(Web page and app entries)
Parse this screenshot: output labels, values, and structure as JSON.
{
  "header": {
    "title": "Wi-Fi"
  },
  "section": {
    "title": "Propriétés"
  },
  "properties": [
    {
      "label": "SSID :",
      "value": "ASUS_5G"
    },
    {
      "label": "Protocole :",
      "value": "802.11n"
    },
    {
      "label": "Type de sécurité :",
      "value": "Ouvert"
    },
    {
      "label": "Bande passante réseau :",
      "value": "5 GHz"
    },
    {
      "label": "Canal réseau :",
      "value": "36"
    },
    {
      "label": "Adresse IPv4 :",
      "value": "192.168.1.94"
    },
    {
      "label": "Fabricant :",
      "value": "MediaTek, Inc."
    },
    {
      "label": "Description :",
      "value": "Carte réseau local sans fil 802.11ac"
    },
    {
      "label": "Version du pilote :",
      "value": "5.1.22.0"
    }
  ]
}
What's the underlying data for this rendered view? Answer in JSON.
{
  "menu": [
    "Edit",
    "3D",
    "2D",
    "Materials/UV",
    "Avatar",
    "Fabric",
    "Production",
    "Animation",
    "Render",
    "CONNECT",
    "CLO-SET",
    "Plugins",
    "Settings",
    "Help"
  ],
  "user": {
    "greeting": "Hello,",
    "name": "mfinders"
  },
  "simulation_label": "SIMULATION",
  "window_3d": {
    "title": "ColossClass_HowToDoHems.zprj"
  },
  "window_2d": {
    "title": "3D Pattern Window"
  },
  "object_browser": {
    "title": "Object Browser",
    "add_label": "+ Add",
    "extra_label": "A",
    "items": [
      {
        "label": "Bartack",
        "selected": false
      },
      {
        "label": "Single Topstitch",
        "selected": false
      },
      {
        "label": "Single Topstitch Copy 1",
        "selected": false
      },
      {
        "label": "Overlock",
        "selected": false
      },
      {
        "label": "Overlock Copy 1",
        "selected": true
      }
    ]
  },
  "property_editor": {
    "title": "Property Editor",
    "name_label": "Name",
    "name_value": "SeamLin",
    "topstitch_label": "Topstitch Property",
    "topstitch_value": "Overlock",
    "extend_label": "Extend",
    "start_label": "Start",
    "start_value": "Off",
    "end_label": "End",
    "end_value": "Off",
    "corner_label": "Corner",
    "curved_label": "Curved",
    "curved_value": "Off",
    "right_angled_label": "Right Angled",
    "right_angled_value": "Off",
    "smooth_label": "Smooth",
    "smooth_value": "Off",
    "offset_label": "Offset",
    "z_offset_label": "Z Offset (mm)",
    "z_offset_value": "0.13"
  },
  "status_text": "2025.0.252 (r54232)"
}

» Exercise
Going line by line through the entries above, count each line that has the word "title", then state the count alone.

» Reply to the task
6